Records for the task
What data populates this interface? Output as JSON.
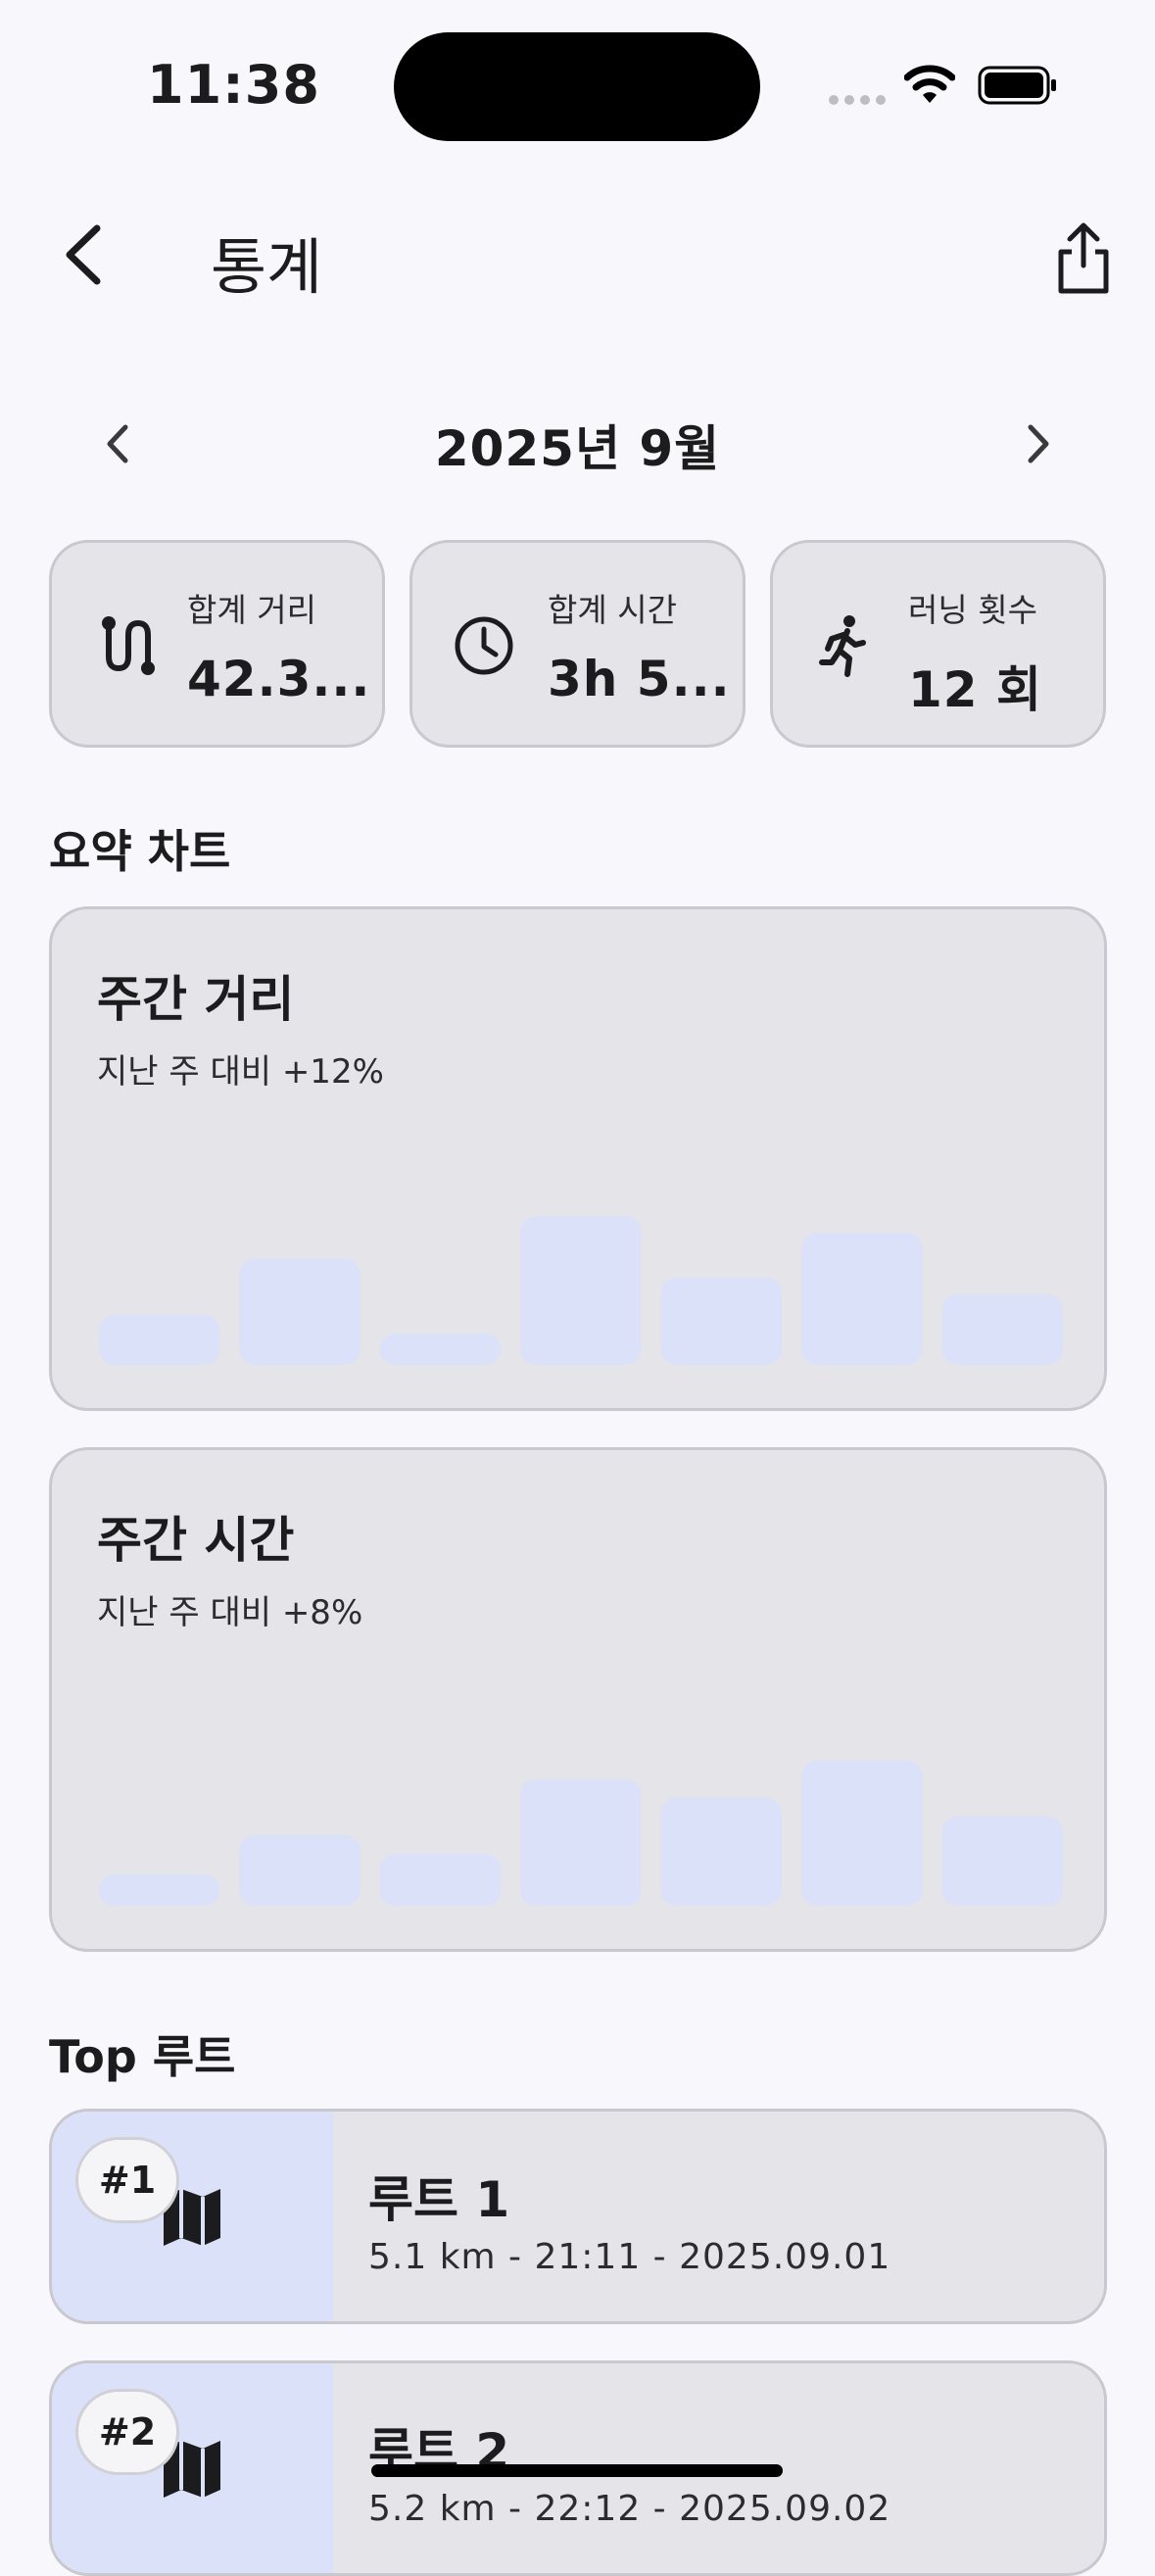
{
  "status_bar": {
    "time": "11:38"
  },
  "header": {
    "title": "통계"
  },
  "month_nav": {
    "label": "2025년 9월"
  },
  "stats": [
    {
      "icon": "route-icon",
      "label": "합계 거리",
      "value": "42.3..."
    },
    {
      "icon": "clock-icon",
      "label": "합계 시간",
      "value": "3h 5..."
    },
    {
      "icon": "runner-icon",
      "label": "러닝 횟수",
      "value": "12 회"
    }
  ],
  "summary": {
    "section_title": "요약 차트"
  },
  "chart_data": [
    {
      "type": "bar",
      "title": "주간 거리",
      "subtitle": "지난 주 대비 +12%",
      "categories": [
        "",
        "",
        "",
        "",
        "",
        "",
        ""
      ],
      "values": [
        27,
        57,
        17,
        80,
        47,
        71,
        38
      ],
      "ylim": [
        0,
        100
      ],
      "bar_color": "#DCE1FA"
    },
    {
      "type": "bar",
      "title": "주간 시간",
      "subtitle": "지난 주 대비 +8%",
      "categories": [
        "",
        "",
        "",
        "",
        "",
        "",
        ""
      ],
      "values": [
        17,
        38,
        28,
        68,
        58,
        78,
        48
      ],
      "ylim": [
        0,
        100
      ],
      "bar_color": "#DCE1FA"
    }
  ],
  "top_routes": {
    "section_title": "Top 루트",
    "items": [
      {
        "rank": "#1",
        "name": "루트 1",
        "meta": "5.1 km - 21:11 - 2025.09.01"
      },
      {
        "rank": "#2",
        "name": "루트 2",
        "meta": "5.2 km - 22:12 - 2025.09.02"
      }
    ]
  },
  "colors": {
    "background": "#F8F8FC",
    "card": "#E4E4E9",
    "accent_bar": "#DCE1FA"
  }
}
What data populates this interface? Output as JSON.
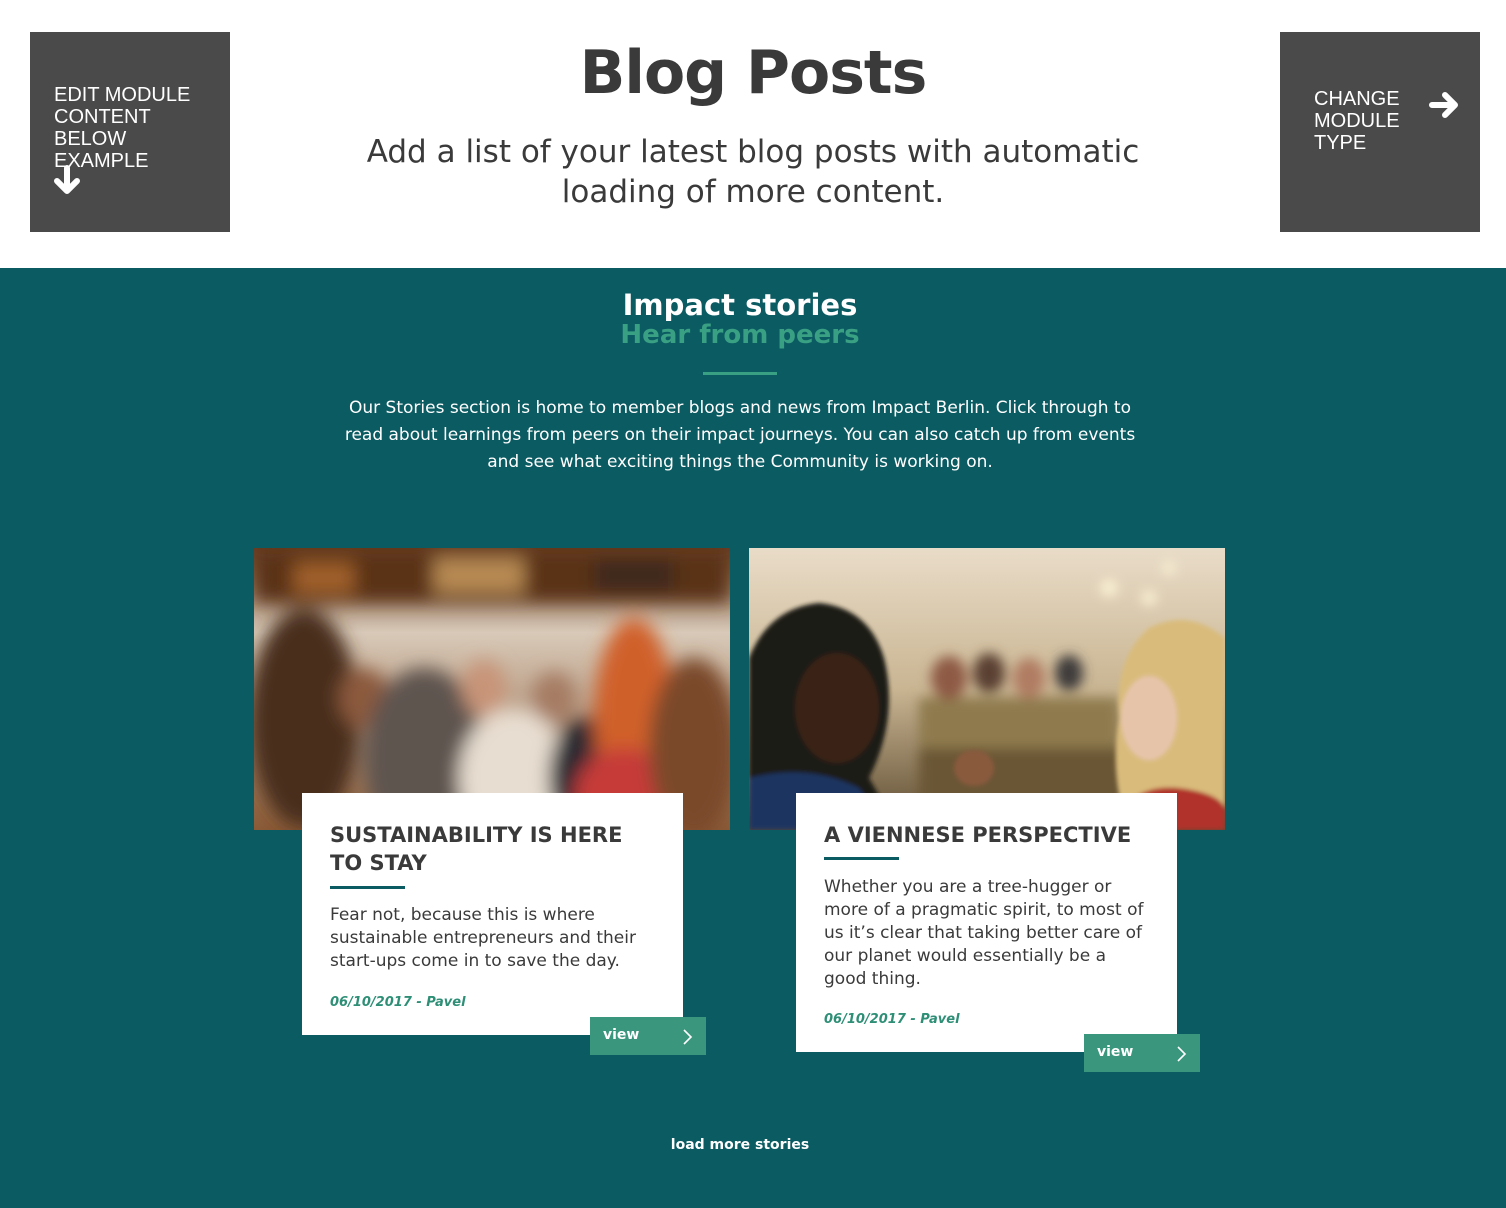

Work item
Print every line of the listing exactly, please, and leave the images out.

Answer to this task
What data populates this interface? Output as JSON.
{
  "status_bar": {
    "time": "11:38"
  },
  "header": {
    "title": "통계"
  },
  "month_nav": {
    "label": "2025년 9월"
  },
  "stats": [
    {
      "icon": "route-icon",
      "label": "합계 거리",
      "value": "42.3..."
    },
    {
      "icon": "clock-icon",
      "label": "합계 시간",
      "value": "3h 5..."
    },
    {
      "icon": "runner-icon",
      "label": "러닝 횟수",
      "value": "12 회"
    }
  ],
  "summary": {
    "section_title": "요약 차트"
  },
  "chart_data": [
    {
      "type": "bar",
      "title": "주간 거리",
      "subtitle": "지난 주 대비 +12%",
      "categories": [
        "",
        "",
        "",
        "",
        "",
        "",
        ""
      ],
      "values": [
        27,
        57,
        17,
        80,
        47,
        71,
        38
      ],
      "ylim": [
        0,
        100
      ],
      "bar_color": "#DCE1FA"
    },
    {
      "type": "bar",
      "title": "주간 시간",
      "subtitle": "지난 주 대비 +8%",
      "categories": [
        "",
        "",
        "",
        "",
        "",
        "",
        ""
      ],
      "values": [
        17,
        38,
        28,
        68,
        58,
        78,
        48
      ],
      "ylim": [
        0,
        100
      ],
      "bar_color": "#DCE1FA"
    }
  ],
  "top_routes": {
    "section_title": "Top 루트",
    "items": [
      {
        "rank": "#1",
        "name": "루트 1",
        "meta": "5.1 km - 21:11 - 2025.09.01"
      },
      {
        "rank": "#2",
        "name": "루트 2",
        "meta": "5.2 km - 22:12 - 2025.09.02"
      }
    ]
  },
  "colors": {
    "background": "#F8F8FC",
    "card": "#E4E4E9",
    "accent_bar": "#DCE1FA"
  }
}
What data populates this interface? Output as JSON.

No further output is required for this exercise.